Data excerpts
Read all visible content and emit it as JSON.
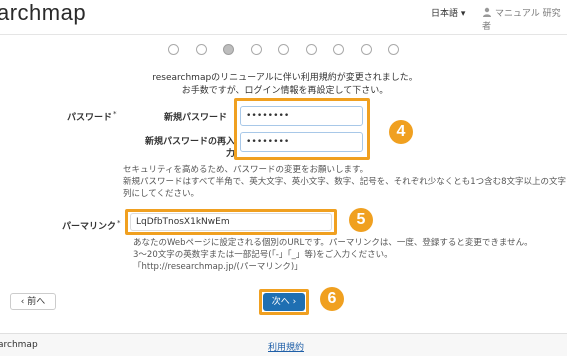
{
  "header": {
    "logo": "archmap",
    "language": "日本語 ▾",
    "user": "マニュアル 研究者"
  },
  "steps": {
    "count": 9,
    "active_index": 2
  },
  "notice": {
    "line1": "researchmapのリニューアルに伴い利用規約が変更されました。",
    "line2": "お手数ですが、ログイン情報を再設定して下さい。"
  },
  "password": {
    "label": "パスワード",
    "required_mark": "*",
    "new_label": "新規パスワード",
    "new_value": "••••••••",
    "confirm_label_line1": "新規パスワードの再入",
    "confirm_label_line2": "力",
    "confirm_value": "••••••••",
    "badge": "4",
    "help_line1": "セキュリティを高めるため、パスワードの変更をお願いします。",
    "help_line2": "新規パスワードはすべて半角で、英大文字、英小文字、数字、記号を、それぞれ少なくとも1つ含む8文字以上の文字",
    "help_line3": "列にしてください。"
  },
  "permalink": {
    "label": "パーマリンク",
    "required_mark": "*",
    "value": "LqDfbTnosX1kNwEm",
    "badge": "5",
    "help_line1": "あなたのWebページに設定される個別のURLです。パーマリンクは、一度、登録すると変更できません。",
    "help_line2": "3～20文字の英数字または一部記号(「-」「_」等)をご入力ください。",
    "help_line3": "「http://researchmap.jp/(パーマリンク)」"
  },
  "buttons": {
    "back": "‹ 前へ",
    "next": "次へ ›",
    "badge": "6"
  },
  "footer": {
    "left": "archmap",
    "terms": "利用規約"
  },
  "colors": {
    "accent": "#f0a020",
    "primary": "#1f6fb2"
  }
}
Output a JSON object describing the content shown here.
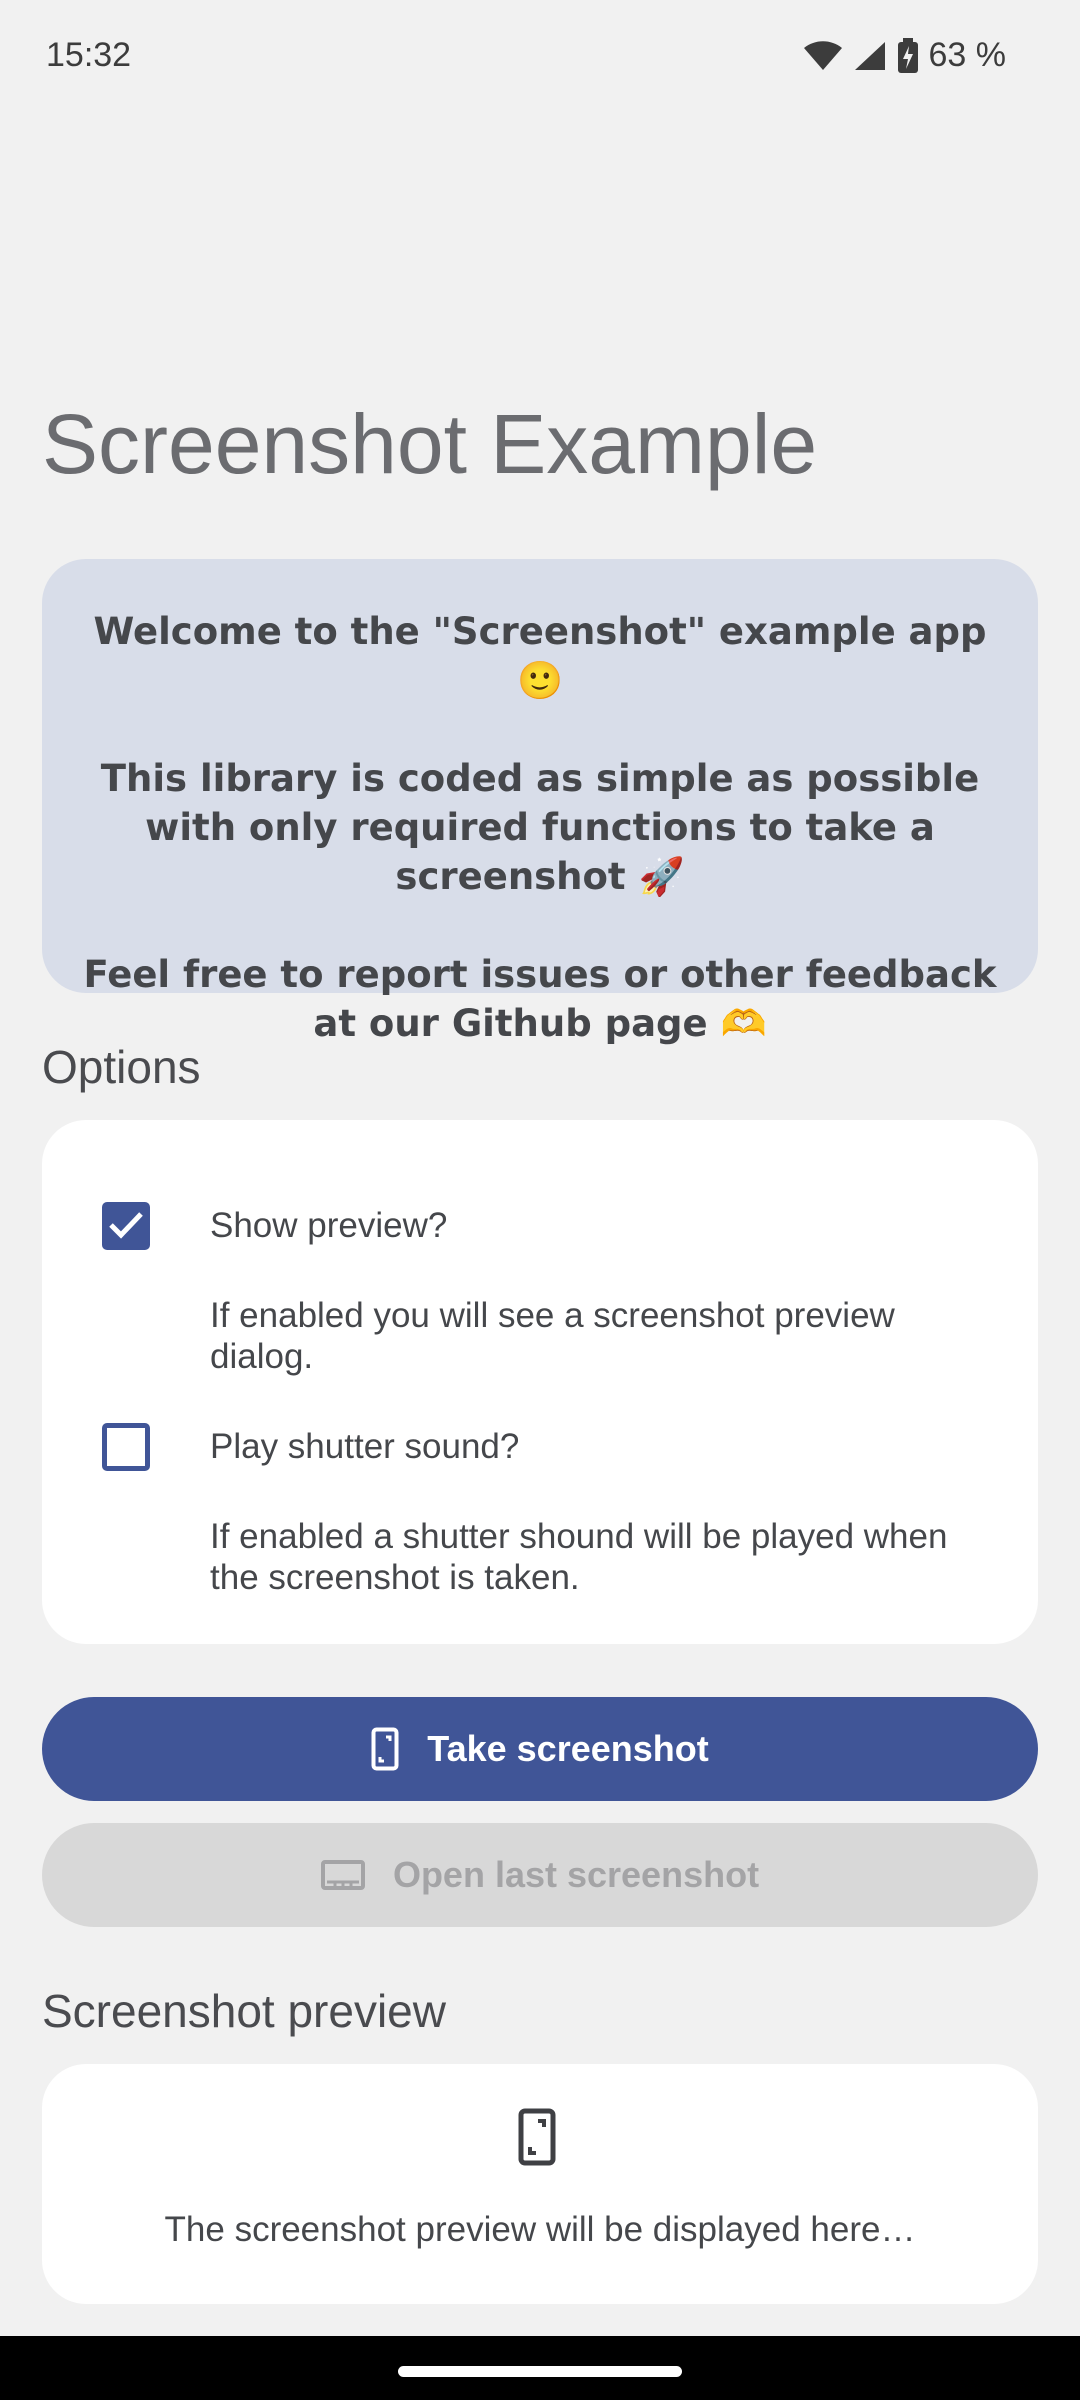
{
  "status_bar": {
    "time": "15:32",
    "battery": "63 %",
    "icons": [
      "wifi-icon",
      "signal-icon",
      "battery-charging-icon"
    ]
  },
  "page": {
    "title": "Screenshot Example"
  },
  "welcome": {
    "line1": "Welcome to the \"Screenshot\" example app 🙂",
    "line2": "This library is coded as simple as possible with only required functions to take a screenshot 🚀",
    "line3": "Feel free to report issues or other feedback at our Github page 🫶"
  },
  "options": {
    "heading": "Options",
    "items": [
      {
        "label": "Show preview?",
        "description": "If enabled you will see a screenshot preview dialog.",
        "checked": true
      },
      {
        "label": "Play shutter sound?",
        "description": "If enabled a shutter shound will be played when the screenshot is taken.",
        "checked": false
      }
    ]
  },
  "actions": {
    "take_screenshot": "Take screenshot",
    "open_last_screenshot": "Open last screenshot",
    "open_last_enabled": false
  },
  "preview": {
    "heading": "Screenshot preview",
    "placeholder": "The screenshot preview will be displayed here…"
  },
  "colors": {
    "accent": "#405597",
    "background": "#f1f1f1",
    "welcome_card": "#d8dde9",
    "disabled_button": "#d8d8d8"
  }
}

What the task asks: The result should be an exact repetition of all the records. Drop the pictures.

Task response:
Read all visible content and emit it as JSON.
{
  "header": {
    "logo": "archmap",
    "language": "日本語 ▾",
    "user": "マニュアル 研究者"
  },
  "steps": {
    "count": 9,
    "active_index": 2
  },
  "notice": {
    "line1": "researchmapのリニューアルに伴い利用規約が変更されました。",
    "line2": "お手数ですが、ログイン情報を再設定して下さい。"
  },
  "password": {
    "label": "パスワード",
    "required_mark": "*",
    "new_label": "新規パスワード",
    "new_value": "••••••••",
    "confirm_label_line1": "新規パスワードの再入",
    "confirm_label_line2": "力",
    "confirm_value": "••••••••",
    "badge": "4",
    "help_line1": "セキュリティを高めるため、パスワードの変更をお願いします。",
    "help_line2": "新規パスワードはすべて半角で、英大文字、英小文字、数字、記号を、それぞれ少なくとも1つ含む8文字以上の文字",
    "help_line3": "列にしてください。"
  },
  "permalink": {
    "label": "パーマリンク",
    "required_mark": "*",
    "value": "LqDfbTnosX1kNwEm",
    "badge": "5",
    "help_line1": "あなたのWebページに設定される個別のURLです。パーマリンクは、一度、登録すると変更できません。",
    "help_line2": "3～20文字の英数字または一部記号(「-」「_」等)をご入力ください。",
    "help_line3": "「http://researchmap.jp/(パーマリンク)」"
  },
  "buttons": {
    "back": "‹ 前へ",
    "next": "次へ ›",
    "badge": "6"
  },
  "footer": {
    "left": "archmap",
    "terms": "利用規約"
  },
  "colors": {
    "accent": "#f0a020",
    "primary": "#1f6fb2"
  }
}
Output a JSON object describing the content shown here.
{
  "status_bar": {
    "time": "15:32",
    "battery": "63 %",
    "icons": [
      "wifi-icon",
      "signal-icon",
      "battery-charging-icon"
    ]
  },
  "page": {
    "title": "Screenshot Example"
  },
  "welcome": {
    "line1": "Welcome to the \"Screenshot\" example app 🙂",
    "line2": "This library is coded as simple as possible with only required functions to take a screenshot 🚀",
    "line3": "Feel free to report issues or other feedback at our Github page 🫶"
  },
  "options": {
    "heading": "Options",
    "items": [
      {
        "label": "Show preview?",
        "description": "If enabled you will see a screenshot preview dialog.",
        "checked": true
      },
      {
        "label": "Play shutter sound?",
        "description": "If enabled a shutter shound will be played when the screenshot is taken.",
        "checked": false
      }
    ]
  },
  "actions": {
    "take_screenshot": "Take screenshot",
    "open_last_screenshot": "Open last screenshot",
    "open_last_enabled": false
  },
  "preview": {
    "heading": "Screenshot preview",
    "placeholder": "The screenshot preview will be displayed here…"
  },
  "colors": {
    "accent": "#405597",
    "background": "#f1f1f1",
    "welcome_card": "#d8dde9",
    "disabled_button": "#d8d8d8"
  }
}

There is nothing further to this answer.